- WHAT IS NEEDED: In the entries below, how many lines contain the string "inprogress"? Give the number by itself.

- DATA TO USE:
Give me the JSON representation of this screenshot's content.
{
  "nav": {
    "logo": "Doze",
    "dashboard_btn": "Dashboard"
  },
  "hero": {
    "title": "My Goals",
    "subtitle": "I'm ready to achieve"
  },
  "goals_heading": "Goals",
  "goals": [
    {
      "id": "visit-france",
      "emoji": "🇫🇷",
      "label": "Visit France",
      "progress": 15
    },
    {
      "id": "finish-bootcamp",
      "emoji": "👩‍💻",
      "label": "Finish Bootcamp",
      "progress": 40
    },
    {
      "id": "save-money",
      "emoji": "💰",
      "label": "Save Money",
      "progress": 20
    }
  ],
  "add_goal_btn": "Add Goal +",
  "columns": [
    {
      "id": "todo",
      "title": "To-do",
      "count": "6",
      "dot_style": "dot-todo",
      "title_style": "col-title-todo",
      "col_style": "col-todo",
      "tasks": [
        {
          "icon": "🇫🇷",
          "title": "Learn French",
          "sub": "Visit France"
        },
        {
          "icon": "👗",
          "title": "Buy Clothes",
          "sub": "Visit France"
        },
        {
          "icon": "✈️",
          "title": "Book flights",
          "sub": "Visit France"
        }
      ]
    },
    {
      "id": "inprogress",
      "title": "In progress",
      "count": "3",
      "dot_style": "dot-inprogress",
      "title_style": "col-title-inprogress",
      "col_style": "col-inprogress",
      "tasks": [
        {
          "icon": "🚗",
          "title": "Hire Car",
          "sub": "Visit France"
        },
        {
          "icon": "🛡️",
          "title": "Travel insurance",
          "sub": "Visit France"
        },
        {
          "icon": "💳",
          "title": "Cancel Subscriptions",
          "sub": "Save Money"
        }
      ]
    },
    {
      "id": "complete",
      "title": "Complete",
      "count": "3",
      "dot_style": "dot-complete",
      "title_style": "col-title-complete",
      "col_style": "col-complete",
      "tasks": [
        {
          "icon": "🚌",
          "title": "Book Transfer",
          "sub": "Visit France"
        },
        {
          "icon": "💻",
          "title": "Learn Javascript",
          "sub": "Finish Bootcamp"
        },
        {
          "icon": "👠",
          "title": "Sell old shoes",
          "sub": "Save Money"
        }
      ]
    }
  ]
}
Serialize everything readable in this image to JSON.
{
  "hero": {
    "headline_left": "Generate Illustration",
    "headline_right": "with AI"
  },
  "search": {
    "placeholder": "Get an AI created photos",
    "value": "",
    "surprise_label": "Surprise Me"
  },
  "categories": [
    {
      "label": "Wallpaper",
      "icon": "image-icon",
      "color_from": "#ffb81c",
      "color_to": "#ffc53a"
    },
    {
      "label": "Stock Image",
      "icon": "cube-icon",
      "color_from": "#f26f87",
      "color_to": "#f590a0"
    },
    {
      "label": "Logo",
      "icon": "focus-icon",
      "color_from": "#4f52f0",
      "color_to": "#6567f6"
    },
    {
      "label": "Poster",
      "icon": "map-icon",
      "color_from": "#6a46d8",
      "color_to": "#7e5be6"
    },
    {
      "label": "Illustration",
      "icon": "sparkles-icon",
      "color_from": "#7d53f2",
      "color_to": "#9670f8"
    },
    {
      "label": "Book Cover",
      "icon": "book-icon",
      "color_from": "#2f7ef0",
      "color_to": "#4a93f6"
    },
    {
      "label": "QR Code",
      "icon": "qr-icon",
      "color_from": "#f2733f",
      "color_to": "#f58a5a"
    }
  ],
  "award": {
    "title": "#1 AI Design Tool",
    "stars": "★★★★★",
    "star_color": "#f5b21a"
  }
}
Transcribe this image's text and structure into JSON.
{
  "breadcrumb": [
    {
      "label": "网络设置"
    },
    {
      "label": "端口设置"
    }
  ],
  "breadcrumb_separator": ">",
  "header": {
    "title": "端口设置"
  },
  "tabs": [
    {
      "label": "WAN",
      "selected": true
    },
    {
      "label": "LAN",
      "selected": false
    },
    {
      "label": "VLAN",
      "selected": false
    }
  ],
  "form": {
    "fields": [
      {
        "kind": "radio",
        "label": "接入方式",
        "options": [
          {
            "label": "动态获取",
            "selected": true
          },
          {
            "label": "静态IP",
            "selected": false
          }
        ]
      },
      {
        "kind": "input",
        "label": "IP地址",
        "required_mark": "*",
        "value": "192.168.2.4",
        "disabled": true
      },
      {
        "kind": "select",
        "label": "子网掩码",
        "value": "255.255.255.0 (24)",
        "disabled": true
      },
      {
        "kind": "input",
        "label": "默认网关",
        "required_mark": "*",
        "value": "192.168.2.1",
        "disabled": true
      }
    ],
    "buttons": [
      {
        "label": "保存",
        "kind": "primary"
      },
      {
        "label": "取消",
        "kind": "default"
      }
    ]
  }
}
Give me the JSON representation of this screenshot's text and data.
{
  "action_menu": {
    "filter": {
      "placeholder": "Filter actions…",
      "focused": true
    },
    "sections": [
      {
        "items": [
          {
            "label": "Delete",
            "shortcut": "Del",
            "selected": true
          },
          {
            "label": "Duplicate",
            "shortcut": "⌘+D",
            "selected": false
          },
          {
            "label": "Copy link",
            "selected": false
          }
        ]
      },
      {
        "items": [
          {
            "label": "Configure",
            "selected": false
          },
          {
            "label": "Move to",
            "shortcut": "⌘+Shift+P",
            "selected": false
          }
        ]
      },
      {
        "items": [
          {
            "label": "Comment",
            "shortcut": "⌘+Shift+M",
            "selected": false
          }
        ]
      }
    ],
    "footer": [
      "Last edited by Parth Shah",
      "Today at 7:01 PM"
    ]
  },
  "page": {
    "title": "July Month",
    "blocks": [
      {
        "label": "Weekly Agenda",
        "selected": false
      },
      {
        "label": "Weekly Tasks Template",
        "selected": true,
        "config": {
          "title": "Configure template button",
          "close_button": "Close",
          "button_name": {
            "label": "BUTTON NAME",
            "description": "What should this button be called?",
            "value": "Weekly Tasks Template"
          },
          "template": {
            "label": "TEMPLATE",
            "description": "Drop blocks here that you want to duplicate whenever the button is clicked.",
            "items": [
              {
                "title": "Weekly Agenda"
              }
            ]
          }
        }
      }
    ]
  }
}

- SOLUTION FOR THIS EXERCISE: 4